- _EXERCISE DIRECTIONS_
Filter the entries down to the lines containing "ценах", and copy those lines.

-------------------------

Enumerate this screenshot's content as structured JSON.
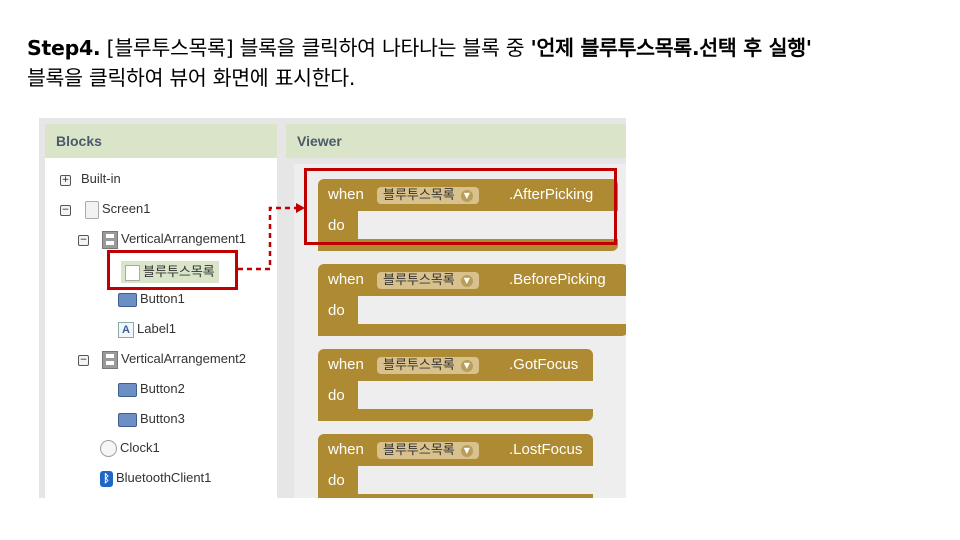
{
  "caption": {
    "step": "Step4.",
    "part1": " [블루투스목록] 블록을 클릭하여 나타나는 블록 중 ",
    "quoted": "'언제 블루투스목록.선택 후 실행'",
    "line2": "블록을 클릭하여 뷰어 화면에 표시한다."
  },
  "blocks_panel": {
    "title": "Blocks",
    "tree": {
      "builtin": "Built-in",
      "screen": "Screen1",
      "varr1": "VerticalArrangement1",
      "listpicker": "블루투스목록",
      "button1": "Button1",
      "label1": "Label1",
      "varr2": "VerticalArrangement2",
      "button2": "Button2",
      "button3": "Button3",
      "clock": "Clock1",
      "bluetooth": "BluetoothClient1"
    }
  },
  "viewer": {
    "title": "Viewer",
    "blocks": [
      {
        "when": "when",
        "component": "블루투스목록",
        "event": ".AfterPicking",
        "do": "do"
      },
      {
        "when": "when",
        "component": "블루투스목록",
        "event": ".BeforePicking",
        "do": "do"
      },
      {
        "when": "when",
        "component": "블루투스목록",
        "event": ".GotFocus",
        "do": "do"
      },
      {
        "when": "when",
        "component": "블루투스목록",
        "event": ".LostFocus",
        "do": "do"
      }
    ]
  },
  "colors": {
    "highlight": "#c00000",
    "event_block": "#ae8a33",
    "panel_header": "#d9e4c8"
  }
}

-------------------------

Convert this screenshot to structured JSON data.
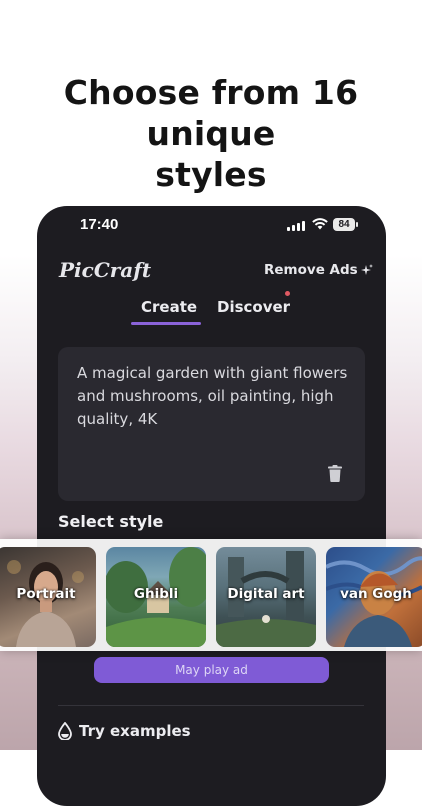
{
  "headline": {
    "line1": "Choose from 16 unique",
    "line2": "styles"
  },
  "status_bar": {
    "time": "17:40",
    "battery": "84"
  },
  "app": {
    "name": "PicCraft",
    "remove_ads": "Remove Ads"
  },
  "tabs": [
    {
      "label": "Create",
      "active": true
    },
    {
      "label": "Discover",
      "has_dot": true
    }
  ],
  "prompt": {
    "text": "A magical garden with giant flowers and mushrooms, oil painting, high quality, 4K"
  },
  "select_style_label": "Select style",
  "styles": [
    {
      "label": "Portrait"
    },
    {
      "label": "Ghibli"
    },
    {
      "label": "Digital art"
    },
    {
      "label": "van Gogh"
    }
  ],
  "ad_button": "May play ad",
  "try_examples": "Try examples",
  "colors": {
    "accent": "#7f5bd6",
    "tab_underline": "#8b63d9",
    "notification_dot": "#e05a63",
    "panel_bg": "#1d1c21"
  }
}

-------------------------

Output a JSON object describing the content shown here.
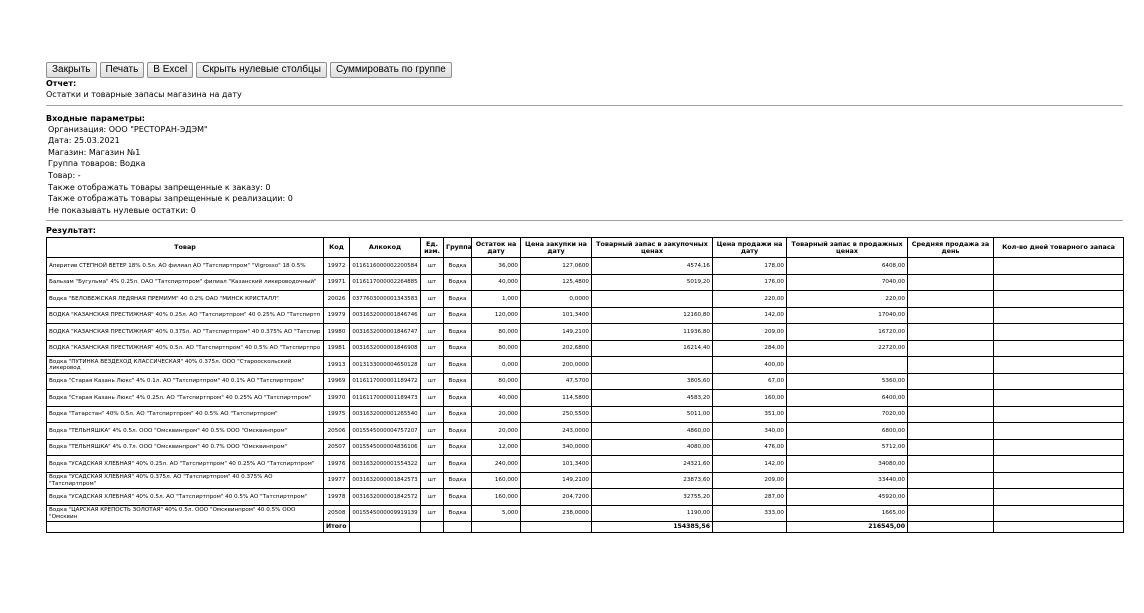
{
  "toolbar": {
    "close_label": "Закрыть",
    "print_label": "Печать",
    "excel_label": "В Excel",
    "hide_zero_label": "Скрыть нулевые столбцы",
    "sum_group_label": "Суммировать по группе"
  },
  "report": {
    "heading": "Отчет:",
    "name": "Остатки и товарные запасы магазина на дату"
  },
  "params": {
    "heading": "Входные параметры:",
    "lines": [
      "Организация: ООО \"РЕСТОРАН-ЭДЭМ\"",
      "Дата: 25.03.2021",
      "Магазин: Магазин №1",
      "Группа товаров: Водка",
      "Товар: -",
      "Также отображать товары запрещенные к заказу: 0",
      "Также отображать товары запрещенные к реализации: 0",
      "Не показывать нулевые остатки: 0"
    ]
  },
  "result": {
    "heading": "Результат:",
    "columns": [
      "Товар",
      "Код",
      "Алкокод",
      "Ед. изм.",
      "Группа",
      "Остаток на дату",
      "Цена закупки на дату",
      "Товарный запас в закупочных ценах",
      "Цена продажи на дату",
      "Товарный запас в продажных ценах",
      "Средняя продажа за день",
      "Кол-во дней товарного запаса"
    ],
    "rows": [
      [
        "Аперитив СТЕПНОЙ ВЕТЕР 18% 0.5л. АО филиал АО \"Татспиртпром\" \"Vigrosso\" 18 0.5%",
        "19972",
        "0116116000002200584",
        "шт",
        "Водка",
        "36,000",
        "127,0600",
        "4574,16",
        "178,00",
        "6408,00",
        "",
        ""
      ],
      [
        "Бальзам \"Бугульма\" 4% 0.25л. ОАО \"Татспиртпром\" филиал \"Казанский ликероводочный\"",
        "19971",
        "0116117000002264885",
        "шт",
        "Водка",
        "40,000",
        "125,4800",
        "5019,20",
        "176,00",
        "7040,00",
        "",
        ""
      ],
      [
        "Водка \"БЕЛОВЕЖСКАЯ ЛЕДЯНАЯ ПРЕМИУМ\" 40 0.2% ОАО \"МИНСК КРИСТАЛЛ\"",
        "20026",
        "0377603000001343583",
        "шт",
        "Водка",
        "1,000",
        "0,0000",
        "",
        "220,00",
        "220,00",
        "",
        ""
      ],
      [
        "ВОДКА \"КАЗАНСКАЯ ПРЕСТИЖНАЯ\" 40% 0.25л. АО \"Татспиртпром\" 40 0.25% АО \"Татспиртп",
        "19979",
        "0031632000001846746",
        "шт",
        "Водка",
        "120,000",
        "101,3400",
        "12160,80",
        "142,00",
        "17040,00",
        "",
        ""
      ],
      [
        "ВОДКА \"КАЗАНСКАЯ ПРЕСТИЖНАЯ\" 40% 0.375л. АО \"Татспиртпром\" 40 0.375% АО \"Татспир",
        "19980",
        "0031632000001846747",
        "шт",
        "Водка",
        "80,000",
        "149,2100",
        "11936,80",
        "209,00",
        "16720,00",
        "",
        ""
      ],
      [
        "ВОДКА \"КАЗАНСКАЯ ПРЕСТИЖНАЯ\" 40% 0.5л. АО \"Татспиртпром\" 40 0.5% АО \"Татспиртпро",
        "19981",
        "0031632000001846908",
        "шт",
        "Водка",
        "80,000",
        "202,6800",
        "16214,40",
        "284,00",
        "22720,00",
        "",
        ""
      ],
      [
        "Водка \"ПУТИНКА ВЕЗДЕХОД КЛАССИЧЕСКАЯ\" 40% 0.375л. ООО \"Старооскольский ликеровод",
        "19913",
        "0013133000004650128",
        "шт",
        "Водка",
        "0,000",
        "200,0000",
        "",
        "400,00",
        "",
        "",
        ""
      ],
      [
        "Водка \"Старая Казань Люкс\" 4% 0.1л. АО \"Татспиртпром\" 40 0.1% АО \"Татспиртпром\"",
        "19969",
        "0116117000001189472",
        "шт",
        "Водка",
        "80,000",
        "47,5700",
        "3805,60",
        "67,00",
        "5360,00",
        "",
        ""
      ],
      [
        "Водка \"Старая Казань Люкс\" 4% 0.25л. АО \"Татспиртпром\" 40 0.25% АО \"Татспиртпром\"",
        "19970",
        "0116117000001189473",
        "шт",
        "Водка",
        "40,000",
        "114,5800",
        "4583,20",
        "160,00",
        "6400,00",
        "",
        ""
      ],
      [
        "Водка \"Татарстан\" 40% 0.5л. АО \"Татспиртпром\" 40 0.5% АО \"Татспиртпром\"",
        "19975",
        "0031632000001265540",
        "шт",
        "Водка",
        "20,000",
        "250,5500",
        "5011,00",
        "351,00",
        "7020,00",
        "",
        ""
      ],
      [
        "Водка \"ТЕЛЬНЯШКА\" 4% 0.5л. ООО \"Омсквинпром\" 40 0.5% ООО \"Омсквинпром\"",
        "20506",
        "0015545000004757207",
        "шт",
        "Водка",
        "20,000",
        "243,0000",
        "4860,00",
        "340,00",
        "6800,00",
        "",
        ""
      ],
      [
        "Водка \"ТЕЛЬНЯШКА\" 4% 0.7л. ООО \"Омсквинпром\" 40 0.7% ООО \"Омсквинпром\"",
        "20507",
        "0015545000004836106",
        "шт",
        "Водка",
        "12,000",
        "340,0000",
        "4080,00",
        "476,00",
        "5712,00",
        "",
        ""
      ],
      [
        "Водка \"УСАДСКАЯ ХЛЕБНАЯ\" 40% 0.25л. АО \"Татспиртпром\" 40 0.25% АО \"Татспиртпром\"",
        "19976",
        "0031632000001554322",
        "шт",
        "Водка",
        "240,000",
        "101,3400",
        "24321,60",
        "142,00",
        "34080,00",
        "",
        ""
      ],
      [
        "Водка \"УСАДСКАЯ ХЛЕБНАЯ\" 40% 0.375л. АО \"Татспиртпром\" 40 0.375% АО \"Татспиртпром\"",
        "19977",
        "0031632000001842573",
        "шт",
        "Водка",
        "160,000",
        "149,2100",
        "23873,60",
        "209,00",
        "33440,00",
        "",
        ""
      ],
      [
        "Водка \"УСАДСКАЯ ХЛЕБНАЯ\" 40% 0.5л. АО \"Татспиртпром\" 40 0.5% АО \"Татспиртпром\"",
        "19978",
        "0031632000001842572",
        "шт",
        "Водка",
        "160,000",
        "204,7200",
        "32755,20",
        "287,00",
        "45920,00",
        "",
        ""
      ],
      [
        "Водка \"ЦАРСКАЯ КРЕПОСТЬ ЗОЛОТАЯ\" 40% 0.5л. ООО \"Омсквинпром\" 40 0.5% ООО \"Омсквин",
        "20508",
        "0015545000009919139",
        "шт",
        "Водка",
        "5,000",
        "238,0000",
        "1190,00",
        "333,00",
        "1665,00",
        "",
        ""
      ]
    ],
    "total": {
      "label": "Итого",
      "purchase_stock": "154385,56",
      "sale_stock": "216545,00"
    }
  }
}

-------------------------

- _SOLUTION BELOW_
      "Товарный запас в закупочных ценах",
      "Товарный запас в продажных ценах",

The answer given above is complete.